This serious case of study contention has made me revisit my priorities. The VMware ecosystem has evolved considerably over the last few years and there’s considerable buzz around VMware View and vCloud Director (not to mention the whole Cloud Foundry and vFabric ecosystem). Maybe these would be better areas to focus on? As John Troyer said about certifications “You don’t have to collect them all!” but it does make me wonder – which VMware certs are most likely to benefit career progression?


First some facts. The VMware platform which evolved into vSphere was launched in 2001, the first VCP exam was available in June 2003 (@susangude is VCP#1), and the first VCAP exams were launched seven years later in August 2010. Nine years on and the statistics are well known – around 60,000 VCPs worldwide and approximately 600 certified in each of the two VCAP tracks (so 50 VCPs for every VCAP!).

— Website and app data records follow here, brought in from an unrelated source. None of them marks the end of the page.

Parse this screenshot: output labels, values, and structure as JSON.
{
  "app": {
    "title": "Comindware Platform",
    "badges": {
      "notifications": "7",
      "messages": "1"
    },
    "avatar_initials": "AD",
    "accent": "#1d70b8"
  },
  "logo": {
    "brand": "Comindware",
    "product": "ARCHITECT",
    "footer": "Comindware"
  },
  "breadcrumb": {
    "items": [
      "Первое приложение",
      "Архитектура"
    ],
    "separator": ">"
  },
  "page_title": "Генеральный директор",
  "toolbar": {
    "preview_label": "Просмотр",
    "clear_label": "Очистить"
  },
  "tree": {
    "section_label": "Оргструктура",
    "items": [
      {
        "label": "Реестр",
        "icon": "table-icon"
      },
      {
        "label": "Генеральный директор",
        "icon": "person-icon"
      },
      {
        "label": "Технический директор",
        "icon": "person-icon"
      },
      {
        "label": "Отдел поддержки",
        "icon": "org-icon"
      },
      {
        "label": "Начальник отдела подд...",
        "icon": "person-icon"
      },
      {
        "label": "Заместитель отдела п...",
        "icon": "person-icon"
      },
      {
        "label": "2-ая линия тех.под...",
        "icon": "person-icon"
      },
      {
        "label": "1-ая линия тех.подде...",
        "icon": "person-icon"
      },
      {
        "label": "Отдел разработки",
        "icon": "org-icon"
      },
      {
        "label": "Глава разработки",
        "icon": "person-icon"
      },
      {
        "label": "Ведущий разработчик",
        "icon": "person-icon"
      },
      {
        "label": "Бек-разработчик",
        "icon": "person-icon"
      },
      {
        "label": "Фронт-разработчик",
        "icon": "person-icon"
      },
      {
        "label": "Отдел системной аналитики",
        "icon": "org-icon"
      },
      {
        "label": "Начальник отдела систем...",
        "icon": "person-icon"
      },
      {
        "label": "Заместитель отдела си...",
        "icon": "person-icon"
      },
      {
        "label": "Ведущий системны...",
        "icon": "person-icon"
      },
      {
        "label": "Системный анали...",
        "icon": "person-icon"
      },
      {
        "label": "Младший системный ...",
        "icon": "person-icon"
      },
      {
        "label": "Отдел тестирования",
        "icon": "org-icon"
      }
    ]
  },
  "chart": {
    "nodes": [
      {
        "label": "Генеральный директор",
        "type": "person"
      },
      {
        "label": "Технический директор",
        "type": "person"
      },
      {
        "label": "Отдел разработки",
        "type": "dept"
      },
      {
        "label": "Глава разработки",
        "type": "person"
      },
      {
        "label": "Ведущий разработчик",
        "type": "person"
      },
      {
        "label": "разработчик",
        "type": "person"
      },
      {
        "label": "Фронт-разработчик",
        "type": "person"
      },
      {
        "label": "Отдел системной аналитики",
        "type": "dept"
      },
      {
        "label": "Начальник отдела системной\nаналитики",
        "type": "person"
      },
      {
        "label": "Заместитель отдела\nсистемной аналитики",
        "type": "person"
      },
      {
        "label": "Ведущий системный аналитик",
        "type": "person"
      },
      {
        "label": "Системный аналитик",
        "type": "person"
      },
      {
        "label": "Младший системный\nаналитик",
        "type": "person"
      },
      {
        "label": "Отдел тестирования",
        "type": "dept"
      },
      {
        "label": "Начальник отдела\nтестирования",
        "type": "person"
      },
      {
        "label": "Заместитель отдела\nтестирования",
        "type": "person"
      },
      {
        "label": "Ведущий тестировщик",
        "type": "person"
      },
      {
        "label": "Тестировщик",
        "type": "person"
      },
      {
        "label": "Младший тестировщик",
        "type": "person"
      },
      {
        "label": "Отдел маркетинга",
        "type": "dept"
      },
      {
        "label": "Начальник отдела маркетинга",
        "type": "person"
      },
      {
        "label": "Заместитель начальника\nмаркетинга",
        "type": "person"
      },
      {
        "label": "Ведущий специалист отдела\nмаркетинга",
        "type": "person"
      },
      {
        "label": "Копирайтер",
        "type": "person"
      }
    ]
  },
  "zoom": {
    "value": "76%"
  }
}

Continue reading Which VMware certifications should you invest in?